• [Extracted records]:
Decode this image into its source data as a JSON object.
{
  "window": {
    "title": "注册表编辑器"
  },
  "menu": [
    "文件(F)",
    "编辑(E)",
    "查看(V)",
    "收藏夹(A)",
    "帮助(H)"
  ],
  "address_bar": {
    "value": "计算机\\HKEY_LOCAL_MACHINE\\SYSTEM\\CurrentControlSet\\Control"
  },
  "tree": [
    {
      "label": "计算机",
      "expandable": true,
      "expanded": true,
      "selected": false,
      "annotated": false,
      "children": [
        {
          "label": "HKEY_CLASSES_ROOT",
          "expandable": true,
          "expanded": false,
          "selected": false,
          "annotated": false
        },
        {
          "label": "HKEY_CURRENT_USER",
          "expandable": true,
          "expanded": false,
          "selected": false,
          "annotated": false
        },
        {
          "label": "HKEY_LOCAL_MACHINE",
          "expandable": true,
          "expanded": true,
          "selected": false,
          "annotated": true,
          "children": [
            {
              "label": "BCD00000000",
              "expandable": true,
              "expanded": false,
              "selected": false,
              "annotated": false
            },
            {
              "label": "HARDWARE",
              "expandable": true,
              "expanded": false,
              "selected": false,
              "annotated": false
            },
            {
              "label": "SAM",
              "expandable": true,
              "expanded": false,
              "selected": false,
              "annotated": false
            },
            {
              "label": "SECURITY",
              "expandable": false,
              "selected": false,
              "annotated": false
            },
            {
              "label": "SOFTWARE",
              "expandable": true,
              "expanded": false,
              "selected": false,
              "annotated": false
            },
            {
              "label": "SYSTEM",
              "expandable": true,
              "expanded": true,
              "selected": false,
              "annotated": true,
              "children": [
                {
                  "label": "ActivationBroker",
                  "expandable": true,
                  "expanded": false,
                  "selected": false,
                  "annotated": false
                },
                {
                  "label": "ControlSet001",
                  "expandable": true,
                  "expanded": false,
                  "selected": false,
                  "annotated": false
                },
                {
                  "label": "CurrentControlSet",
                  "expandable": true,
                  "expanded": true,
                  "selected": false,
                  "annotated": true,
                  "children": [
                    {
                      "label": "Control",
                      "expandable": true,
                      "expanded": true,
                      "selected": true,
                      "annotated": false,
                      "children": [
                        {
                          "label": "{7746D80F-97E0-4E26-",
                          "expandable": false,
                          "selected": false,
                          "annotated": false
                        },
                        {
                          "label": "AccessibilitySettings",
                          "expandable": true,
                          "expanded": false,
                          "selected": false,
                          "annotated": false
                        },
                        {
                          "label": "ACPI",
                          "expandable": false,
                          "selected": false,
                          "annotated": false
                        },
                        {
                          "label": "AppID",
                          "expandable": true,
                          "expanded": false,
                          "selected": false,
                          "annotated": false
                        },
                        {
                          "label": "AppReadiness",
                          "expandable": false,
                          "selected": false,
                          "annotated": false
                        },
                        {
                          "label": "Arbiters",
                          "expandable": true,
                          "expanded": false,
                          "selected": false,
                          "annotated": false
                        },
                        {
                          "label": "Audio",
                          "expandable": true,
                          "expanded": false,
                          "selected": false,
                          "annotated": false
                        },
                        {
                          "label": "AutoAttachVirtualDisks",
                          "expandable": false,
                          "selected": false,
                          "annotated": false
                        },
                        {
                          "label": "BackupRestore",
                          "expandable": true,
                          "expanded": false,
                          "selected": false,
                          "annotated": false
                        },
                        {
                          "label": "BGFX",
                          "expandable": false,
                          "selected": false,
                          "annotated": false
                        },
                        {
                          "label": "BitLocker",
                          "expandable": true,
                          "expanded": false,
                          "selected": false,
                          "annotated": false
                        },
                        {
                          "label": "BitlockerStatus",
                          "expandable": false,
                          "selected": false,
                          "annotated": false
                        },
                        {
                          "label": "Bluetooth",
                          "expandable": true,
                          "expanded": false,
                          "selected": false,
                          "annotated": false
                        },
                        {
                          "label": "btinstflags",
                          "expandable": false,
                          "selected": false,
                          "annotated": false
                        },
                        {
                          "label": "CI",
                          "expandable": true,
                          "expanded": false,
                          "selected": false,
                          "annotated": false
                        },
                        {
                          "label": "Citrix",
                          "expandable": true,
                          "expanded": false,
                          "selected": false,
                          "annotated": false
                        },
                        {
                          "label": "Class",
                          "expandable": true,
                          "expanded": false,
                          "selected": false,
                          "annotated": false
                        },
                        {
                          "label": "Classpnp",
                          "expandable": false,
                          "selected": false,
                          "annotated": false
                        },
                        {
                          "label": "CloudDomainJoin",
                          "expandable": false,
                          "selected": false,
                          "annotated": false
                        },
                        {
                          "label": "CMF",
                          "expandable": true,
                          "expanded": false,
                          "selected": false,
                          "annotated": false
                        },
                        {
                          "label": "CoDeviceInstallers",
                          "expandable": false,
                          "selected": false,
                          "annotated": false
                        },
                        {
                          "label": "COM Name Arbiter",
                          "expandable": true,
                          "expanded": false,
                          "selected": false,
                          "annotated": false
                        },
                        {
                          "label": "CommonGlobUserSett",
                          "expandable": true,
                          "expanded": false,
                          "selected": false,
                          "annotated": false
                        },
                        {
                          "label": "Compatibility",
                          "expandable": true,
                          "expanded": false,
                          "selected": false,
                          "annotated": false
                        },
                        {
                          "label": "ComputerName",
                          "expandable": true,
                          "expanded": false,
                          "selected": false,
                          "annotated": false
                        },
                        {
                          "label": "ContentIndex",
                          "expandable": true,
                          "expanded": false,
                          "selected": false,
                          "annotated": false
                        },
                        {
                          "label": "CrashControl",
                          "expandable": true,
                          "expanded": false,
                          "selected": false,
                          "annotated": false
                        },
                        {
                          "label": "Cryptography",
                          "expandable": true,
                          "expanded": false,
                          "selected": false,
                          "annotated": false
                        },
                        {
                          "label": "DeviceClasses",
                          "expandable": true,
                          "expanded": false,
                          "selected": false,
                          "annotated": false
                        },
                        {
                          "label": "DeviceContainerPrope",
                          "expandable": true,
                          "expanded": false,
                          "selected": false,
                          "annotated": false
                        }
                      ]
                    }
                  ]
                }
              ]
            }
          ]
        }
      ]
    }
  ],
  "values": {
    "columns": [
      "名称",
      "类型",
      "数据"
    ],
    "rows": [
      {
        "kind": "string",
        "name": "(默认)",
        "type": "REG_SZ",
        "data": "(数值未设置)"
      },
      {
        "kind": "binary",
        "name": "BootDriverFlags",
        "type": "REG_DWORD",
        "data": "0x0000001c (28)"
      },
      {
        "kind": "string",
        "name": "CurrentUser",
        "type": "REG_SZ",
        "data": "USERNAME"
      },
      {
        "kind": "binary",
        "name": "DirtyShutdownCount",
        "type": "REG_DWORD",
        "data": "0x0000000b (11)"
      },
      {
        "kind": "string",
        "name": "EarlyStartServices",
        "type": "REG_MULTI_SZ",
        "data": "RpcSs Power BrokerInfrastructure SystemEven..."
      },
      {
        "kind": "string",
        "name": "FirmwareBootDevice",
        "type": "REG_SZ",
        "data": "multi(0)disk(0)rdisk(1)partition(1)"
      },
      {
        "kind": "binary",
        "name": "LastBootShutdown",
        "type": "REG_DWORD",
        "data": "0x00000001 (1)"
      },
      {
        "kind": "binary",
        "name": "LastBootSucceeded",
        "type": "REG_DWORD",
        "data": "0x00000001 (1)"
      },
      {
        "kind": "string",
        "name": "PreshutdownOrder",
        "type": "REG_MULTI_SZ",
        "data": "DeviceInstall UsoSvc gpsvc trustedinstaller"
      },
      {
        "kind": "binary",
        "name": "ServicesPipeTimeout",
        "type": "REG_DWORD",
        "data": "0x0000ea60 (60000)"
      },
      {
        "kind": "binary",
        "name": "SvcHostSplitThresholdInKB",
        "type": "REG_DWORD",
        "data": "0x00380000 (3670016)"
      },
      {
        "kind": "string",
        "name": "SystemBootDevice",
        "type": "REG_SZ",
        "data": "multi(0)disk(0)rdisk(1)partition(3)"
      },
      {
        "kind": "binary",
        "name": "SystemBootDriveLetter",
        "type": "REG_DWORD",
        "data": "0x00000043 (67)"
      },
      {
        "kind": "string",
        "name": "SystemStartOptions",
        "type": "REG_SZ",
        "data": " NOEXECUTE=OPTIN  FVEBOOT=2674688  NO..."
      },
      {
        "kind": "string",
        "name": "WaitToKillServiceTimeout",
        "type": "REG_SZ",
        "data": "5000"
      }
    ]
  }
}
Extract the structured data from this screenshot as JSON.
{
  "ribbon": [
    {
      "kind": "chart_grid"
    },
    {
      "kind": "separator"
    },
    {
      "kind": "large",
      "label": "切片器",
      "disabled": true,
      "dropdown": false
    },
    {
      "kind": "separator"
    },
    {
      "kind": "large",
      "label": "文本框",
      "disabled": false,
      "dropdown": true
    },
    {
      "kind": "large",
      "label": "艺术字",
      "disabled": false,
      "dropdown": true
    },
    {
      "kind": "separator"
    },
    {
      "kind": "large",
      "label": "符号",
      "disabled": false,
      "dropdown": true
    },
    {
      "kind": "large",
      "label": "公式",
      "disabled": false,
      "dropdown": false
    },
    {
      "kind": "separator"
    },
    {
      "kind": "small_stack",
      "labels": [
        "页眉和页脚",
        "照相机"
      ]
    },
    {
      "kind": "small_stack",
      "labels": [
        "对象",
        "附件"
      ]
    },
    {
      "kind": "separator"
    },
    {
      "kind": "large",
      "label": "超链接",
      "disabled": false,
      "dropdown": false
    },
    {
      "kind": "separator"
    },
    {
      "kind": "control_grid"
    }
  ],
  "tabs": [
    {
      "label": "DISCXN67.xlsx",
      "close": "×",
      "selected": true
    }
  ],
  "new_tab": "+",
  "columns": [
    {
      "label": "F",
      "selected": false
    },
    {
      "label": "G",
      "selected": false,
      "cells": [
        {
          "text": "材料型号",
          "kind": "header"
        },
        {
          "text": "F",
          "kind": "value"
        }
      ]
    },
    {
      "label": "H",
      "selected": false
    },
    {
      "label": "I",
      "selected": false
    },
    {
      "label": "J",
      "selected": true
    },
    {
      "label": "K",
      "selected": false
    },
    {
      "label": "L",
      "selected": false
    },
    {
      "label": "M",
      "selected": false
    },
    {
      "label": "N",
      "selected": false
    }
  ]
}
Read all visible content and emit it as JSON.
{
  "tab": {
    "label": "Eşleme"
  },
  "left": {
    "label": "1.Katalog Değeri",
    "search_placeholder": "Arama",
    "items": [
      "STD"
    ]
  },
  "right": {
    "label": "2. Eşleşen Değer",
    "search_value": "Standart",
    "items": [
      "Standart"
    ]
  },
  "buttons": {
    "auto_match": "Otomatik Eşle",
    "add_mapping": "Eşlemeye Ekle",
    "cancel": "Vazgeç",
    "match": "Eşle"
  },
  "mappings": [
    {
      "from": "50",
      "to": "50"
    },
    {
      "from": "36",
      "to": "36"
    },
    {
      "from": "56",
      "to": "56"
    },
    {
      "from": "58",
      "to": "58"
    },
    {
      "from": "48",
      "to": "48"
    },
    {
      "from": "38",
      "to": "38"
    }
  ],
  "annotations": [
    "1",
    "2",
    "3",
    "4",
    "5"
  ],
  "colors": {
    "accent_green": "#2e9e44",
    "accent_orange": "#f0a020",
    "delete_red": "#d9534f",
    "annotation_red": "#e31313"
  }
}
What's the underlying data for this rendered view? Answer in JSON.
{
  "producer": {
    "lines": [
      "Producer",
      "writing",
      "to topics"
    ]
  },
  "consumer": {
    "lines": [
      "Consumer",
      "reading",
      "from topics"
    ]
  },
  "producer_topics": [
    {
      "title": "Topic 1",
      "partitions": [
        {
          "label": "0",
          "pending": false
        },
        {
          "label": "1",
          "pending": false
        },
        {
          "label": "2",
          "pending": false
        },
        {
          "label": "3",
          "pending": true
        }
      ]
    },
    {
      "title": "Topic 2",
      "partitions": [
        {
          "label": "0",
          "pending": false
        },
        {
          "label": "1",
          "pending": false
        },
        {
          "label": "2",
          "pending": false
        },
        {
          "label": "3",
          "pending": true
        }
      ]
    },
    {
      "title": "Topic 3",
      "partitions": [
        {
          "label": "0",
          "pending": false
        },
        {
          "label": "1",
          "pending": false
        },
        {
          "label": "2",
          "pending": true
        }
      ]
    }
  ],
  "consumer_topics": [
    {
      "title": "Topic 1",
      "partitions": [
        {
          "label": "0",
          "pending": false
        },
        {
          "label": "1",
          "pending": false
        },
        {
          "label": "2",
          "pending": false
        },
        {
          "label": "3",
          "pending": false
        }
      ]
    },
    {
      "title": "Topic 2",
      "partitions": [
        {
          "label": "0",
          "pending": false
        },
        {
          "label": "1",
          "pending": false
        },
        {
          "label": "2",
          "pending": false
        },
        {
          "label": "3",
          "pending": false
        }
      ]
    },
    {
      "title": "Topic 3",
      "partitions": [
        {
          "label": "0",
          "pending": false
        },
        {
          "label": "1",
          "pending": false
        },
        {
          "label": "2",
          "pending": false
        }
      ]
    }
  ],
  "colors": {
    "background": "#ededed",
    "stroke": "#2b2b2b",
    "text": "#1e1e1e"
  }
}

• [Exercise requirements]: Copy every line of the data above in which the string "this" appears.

• [Solved exercise]:
Decode this image into its source data as a JSON object.
Extract the structured data from this screenshot as JSON.
What's the underlying data for this rendered view? Answer in JSON.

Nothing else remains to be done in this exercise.